ASSIGNED TASK.
Wherever the word "JSON" appears in a line of the data, that line should be copied.

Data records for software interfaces
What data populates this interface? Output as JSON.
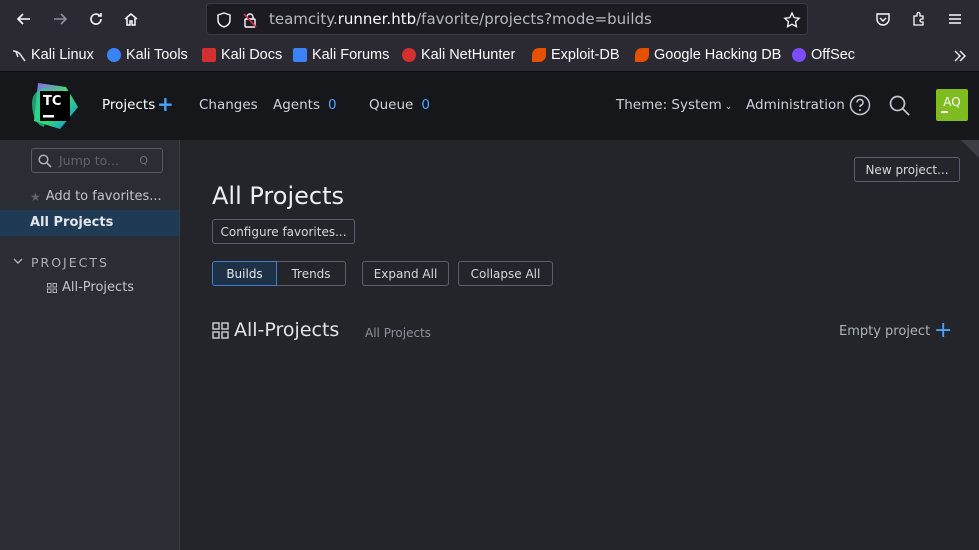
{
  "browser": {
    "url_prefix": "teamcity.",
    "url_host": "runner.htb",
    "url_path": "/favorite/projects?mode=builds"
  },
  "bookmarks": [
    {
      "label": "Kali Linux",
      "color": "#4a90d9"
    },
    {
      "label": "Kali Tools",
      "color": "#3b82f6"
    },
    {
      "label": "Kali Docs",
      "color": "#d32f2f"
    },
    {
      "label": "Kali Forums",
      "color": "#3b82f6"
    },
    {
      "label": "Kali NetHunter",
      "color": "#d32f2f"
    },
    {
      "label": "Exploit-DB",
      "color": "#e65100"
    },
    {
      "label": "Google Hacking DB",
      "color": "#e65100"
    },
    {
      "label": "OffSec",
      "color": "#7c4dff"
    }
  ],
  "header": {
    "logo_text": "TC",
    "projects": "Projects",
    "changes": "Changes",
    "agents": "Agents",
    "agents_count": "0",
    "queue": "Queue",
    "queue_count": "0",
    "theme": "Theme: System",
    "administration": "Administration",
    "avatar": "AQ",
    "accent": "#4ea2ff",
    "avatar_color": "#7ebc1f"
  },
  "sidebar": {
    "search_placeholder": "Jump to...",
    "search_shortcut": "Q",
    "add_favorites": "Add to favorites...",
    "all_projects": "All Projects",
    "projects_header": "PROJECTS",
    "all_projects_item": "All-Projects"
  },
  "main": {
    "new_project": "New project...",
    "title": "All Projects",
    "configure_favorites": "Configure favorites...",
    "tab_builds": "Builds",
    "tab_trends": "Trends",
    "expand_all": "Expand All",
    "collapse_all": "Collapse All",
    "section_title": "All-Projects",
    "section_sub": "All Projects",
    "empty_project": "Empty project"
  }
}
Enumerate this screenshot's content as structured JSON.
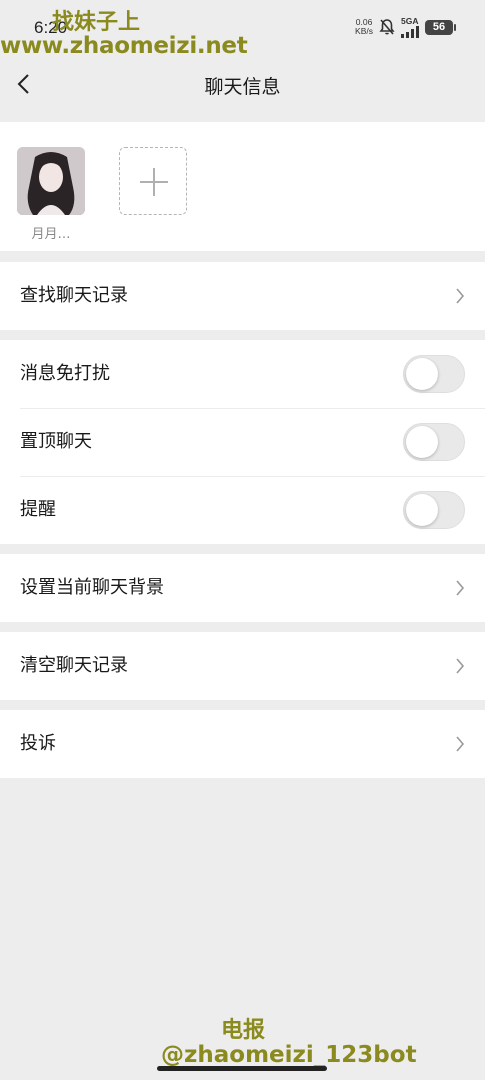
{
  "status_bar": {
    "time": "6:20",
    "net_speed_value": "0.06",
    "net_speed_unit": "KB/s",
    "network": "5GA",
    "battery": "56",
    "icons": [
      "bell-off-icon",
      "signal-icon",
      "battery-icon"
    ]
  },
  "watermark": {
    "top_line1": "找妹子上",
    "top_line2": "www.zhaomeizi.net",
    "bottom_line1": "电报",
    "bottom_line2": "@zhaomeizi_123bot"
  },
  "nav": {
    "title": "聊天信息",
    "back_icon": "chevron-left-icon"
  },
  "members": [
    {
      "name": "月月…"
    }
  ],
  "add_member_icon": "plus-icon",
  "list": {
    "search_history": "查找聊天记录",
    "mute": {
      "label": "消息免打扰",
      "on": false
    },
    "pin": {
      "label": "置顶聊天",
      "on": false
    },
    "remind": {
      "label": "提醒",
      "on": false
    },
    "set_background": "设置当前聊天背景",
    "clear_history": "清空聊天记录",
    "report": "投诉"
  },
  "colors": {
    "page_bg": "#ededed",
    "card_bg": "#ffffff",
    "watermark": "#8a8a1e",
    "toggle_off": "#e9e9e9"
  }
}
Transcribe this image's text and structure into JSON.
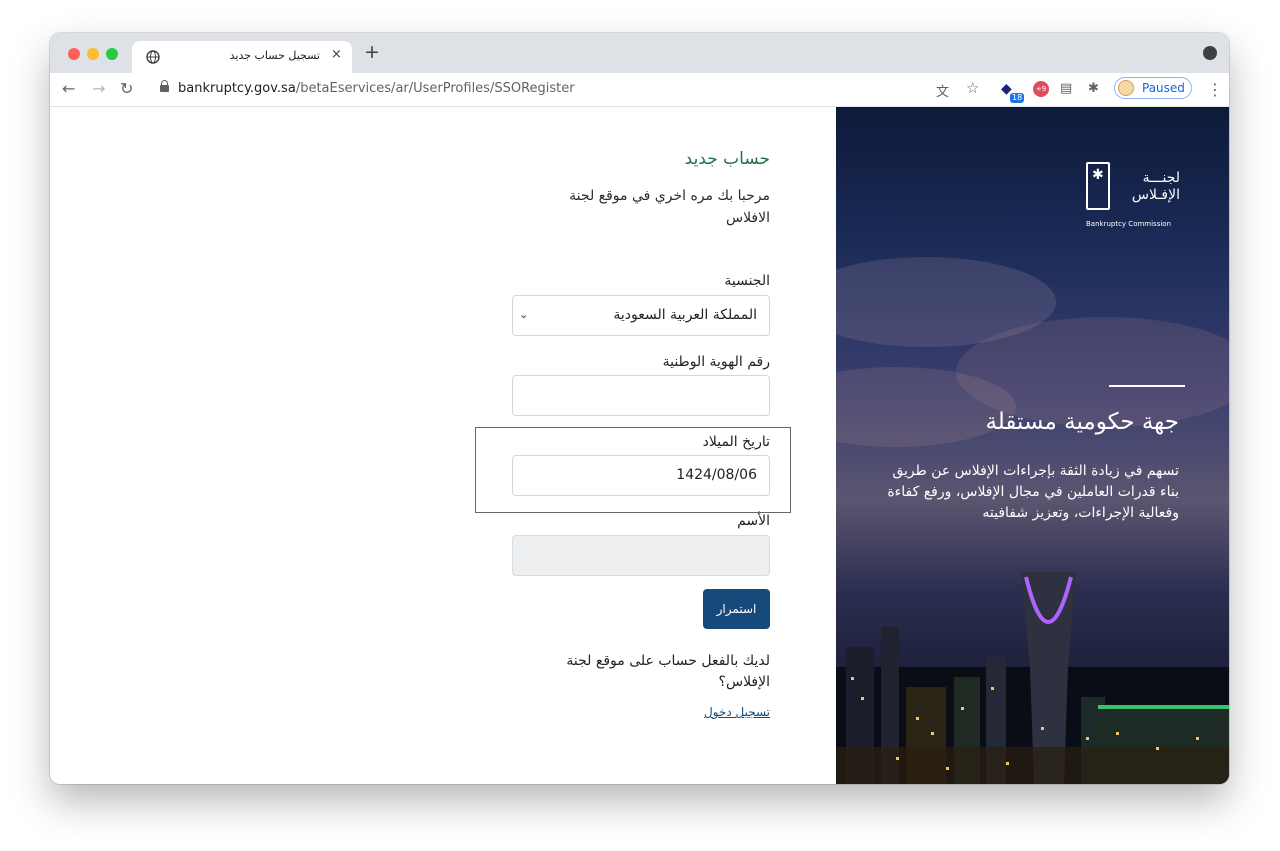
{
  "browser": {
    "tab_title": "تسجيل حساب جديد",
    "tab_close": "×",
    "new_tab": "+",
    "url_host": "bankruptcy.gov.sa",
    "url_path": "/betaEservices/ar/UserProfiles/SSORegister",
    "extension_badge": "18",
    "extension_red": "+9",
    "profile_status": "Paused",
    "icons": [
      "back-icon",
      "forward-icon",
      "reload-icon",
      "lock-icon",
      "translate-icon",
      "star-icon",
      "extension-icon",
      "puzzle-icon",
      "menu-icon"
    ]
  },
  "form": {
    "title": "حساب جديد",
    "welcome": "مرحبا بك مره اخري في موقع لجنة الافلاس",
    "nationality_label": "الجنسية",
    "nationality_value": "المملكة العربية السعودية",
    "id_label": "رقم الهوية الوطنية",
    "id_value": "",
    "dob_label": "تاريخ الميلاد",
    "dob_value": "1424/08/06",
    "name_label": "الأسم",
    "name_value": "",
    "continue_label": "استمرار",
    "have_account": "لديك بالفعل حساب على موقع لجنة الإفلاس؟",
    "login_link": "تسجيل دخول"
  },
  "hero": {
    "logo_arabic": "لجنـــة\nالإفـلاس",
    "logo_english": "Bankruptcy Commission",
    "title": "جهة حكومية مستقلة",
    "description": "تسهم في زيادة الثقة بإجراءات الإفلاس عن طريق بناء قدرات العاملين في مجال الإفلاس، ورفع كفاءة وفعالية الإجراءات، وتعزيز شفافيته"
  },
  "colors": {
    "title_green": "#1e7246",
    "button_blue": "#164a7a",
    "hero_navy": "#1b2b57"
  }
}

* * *

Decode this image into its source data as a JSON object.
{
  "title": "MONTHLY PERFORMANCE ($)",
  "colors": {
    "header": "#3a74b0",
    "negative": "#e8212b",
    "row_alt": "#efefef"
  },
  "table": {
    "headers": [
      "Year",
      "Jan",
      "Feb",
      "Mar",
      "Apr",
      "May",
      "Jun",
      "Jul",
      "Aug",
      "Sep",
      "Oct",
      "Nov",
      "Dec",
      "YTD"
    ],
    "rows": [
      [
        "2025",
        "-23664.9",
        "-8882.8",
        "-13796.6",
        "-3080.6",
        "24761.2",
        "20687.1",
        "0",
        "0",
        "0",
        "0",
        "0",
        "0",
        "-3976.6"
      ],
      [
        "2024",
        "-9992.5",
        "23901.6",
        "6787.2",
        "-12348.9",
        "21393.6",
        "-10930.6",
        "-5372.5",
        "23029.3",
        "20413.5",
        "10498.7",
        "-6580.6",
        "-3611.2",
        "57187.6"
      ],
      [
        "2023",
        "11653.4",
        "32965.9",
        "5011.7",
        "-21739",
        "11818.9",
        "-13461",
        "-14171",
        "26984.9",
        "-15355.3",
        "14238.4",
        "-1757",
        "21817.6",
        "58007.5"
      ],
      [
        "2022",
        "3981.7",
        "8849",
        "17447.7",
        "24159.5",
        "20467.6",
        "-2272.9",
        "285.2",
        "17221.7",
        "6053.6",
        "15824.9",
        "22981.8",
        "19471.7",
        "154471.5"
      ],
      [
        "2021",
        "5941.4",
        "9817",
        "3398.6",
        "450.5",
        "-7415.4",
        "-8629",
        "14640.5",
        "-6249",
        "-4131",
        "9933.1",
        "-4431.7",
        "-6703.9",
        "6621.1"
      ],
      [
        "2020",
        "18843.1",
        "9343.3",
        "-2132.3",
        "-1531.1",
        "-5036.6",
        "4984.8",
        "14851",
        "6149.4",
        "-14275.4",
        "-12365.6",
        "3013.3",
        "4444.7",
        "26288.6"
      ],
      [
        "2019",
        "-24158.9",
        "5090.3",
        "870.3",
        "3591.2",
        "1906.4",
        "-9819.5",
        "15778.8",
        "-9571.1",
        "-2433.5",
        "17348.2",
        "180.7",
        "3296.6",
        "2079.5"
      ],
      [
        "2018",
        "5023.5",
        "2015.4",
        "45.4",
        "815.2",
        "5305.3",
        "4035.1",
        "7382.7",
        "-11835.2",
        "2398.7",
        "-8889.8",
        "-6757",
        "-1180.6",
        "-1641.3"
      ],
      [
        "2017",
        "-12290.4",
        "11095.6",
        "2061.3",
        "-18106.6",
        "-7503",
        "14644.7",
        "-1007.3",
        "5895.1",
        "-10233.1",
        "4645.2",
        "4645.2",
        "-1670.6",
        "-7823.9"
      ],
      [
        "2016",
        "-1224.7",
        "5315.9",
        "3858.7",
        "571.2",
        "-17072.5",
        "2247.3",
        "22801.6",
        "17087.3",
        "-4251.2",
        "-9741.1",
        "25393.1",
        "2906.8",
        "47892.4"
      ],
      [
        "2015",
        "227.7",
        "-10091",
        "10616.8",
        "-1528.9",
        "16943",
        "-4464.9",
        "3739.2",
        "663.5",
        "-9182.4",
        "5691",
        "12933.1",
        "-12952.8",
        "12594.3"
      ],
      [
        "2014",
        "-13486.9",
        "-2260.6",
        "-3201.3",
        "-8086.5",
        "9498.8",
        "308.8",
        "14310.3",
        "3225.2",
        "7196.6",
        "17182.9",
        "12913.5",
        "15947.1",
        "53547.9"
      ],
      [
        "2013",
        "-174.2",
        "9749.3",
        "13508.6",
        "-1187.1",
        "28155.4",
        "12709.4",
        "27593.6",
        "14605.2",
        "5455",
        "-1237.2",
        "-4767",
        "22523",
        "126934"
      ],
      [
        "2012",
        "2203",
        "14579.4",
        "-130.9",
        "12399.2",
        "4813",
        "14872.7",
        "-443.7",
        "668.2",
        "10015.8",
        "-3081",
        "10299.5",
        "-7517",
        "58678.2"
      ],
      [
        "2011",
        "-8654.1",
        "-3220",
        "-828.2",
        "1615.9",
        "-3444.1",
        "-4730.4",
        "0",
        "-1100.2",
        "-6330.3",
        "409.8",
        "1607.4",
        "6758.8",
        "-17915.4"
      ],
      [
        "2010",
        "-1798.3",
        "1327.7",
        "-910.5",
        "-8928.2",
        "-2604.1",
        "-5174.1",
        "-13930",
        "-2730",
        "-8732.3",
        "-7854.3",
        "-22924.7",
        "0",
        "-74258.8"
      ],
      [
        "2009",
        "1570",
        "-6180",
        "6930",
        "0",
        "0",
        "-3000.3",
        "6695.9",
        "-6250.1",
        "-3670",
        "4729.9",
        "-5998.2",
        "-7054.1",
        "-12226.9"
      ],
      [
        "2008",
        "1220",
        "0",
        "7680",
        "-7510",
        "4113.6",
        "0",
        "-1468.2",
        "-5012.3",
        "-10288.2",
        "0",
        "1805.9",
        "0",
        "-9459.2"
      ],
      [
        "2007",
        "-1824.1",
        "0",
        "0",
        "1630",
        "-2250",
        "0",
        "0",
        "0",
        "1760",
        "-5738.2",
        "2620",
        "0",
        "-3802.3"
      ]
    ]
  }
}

ANSWER TO THIS TASK.
What data populates this interface? Output as JSON.
Enumerate this screenshot's content as structured JSON.
Transcribe this image's text and structure into JSON.
Decode this image into its source data as a JSON object.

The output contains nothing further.